For all infants, term and preterm, the following data will be collected while the neonate is hospitalized: Demographic information (age, date of birth), past and present medical records, laboratory, microbiology, and all other test results, X-ray, CT, MRI, US and all other imaging test results, records about any medication received during admission, records of physical exam during admission, records of all vital signs and hemodynamic monitoring during admission, records of any procedure or intervention during admission, and condition at the discharge and discharge location.
|Study Type :||Observational|
|Estimated Enrollment :||840 participants|
|Official Title:||Microfluidic Assessment of Clinical Outcomes in Preterm Newborns|
|Actual Study Start Date :||November 14, 2017|
|Estimated Primary Completion Date :||May 31, 2022|
|Estimated Study Completion Date :||May 31, 2022|
Blood collection Preterm. From blood, the speed, directionality, and persistence of PMN chemotaxis using microfluidic devices and transcriptomic analysis will be measured.
Other: Blood Collection Preterm
Blood will be collected on day 4 of life and then approximately every 3 days until 21 days of life. Thereafter, one sample will be collected weekly until discharge. For preterm neonates that have suspected sepsis an additional sample will be collected within 24-48 hours of the initial sepsis evaluation.
Blood collection Term. From blood, the speed, directionality, and persistence of PMN chemotaxis using microfluidic devices and transcriptomic analysis will be measured.
Other: Blood Collection Term
A single 250 µl blood sample will be collected once the term neonate is >24 hours old.
One-time whole blood draw of 1ml collection
Other: Adult Blood collection
One Time 1 ml of whole blood collected
- Prediction of Sepsis in Premature Neonates [ Time Frame: Days 4-21 ]The study team will determine whether blood neutrophil migration phenotype using a microfluidic-based approach can be used to predict the onset of sepsis, as well as poor outcome from sepsis, in premature neonates.
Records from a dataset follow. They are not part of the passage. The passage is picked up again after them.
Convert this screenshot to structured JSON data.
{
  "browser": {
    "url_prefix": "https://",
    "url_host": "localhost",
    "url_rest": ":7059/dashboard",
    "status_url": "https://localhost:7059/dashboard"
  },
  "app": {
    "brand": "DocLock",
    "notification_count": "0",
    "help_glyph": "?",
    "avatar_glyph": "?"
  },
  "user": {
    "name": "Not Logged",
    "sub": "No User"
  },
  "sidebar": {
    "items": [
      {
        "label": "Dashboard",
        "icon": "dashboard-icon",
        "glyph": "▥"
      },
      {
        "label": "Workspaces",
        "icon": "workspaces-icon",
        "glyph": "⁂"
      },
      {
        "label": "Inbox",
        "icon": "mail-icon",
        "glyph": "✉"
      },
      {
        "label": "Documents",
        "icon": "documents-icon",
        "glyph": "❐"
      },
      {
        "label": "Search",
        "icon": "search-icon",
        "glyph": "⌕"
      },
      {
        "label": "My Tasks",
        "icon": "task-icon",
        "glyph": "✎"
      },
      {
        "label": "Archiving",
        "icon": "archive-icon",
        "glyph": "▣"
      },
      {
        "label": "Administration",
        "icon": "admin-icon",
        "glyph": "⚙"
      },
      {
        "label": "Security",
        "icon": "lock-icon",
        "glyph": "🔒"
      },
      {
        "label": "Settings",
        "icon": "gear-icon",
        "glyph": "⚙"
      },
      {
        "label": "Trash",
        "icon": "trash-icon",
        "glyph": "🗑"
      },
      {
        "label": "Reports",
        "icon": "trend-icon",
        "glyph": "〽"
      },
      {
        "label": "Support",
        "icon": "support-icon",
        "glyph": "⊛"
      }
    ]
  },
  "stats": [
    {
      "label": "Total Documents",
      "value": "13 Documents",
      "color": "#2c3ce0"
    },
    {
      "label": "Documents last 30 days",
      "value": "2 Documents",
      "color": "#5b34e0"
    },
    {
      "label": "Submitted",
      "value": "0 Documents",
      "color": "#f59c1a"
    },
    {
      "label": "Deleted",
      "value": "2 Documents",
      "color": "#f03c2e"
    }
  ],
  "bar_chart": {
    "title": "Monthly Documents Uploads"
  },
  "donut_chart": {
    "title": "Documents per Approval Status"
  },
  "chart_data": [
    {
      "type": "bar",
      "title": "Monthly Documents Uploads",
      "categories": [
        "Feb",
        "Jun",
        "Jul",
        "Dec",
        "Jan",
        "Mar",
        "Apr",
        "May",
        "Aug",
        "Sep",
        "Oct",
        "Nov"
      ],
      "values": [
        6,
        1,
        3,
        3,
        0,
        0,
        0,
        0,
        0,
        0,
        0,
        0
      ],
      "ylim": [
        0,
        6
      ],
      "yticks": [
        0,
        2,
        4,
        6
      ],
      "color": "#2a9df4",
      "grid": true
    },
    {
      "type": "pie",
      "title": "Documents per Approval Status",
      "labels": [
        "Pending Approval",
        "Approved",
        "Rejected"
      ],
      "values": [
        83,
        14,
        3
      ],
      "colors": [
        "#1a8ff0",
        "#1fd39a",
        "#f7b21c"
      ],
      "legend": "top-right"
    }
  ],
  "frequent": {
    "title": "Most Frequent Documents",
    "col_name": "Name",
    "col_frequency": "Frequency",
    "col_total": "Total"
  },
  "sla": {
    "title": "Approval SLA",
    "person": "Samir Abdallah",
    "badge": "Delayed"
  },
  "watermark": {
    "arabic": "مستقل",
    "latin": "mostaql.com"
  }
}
From peripheral blood, the study team will measure speed, directionality, and persistence of neutrophil chemotaxis using microfluidic devices. The goal is to prospectively identify and validate biomarkers that can stratify neonates who will become septic and have a protracted clinical course. To complement these functional assays, the study team will determine if transcriptomic profiling adds to the diagnostic resolution generated through these functional analyses.
- Neutrophil Function of Premature Neonate during Development [ Time Frame: Days 22-180 ]The study team will determine whether premature neonates restore a more normal neutrophil migration phenotype and genomic profile as they reach their developmental milestones during NICU admission
Biospecimen Retention: Samples With DNA
To learn more about this study, you or your doctor may contact the study research staff using the contact information provided by the sponsor.
Please refer to this study by its ClinicalTrials.gov identifier (NCT number): NCT03291496
|Contact: Jessice Clineemail@example.com|
|United States, Florida|
|Gainesville, Florida, United States, 32610|
|Contact: James L Wynn, MD 352-273-8980 firstname.lastname@example.org|
|Sub-Investigator: Lyle Moldawer, PhD|
|Sub-Investigator: Russ Hawkins, MD|
|Principal Investigator:||James L Wynn, MD||University of Florida|